Are there any "fake" French words used in English? By "fake French" I mean words that are of French origin but are not actually correct French. This could happen if the word changes as it becomes adopted by English speakers. "Fake" may not be the best term for this -- if anyone can think of something better, please let me know. I mean French-derived terms that have evolved to the point of no longer being common-usage French.
Some examples of the reverse, i.e. "fake English" words used in French:
- relooking, which means makeover -- this is derived from the English word "look" but "relooking" is not used by English speakers
- happy end -- minor difference, but in the US at least we say "happy ending" and not "happy end"

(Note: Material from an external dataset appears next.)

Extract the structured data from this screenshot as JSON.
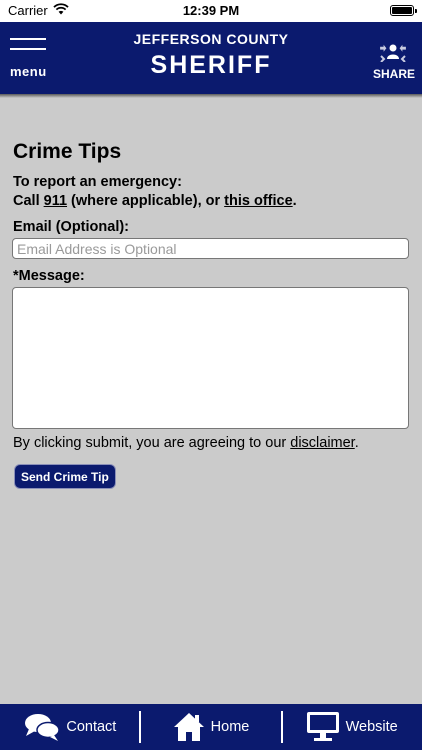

- brushing -- blow-drying your hair is called "un brushing", clearly derived from English, but if you announce "I'm going to get a brushing today" nobody will understand you
- afterwork -- I'm not certain here, but I think "an afterwork" is extremely rare in English. In French, however, "un afterwork" is common and refers to meeting up after work, e.g. at a bar
- smoking -- in French, "un smoking" is a fancy dinner jacket, which comes from the English "smoking jacket" -- but you can't say "I'm going to wear a smoking tonight" in English, at least not in the US
- Inspired by Dan's comment: footing means a jog; you can't say "I'm going on a footing" in English
- Found after following links on wiktionary: un lifting means a facelift; it's another English-derived French word that was never actually used by English speakers
The word "fake" in my title might be confusing -- I'm not looking for words that are pronounced with fake French accents, but rather for French-derived words that have evolved to the point of no longer being common-usage French (or that were never used in French to begin with, the way the French word footing was never used in English).
This question was closed for being too broad; this edit is an attempt to narrow it down.
I'm looking specifically for words that (a) are used in English; (b) are derived from French; but (c) would not make sense to a French speaker, either because the word was never used in French in the first place, or because the French and English versions of the word have drifted extremely far apart.
An example of the reverse is "un footing" in French: "a footing" is complete nonsense in English, and it would be hard to even guess what it means.
Some examples of words that aren't what I'm looking for:
- The US usage of entrée doesn't really satisfy criterion (c) above: sure, the meanings have diverged a little bit, but barely.
- Same comment as above for the US usage of petite -- it's still understandable to a French speaker.
I'm particularly interested in French-derived words that were never used in French, the way "footing" and "relooking" were never used in English.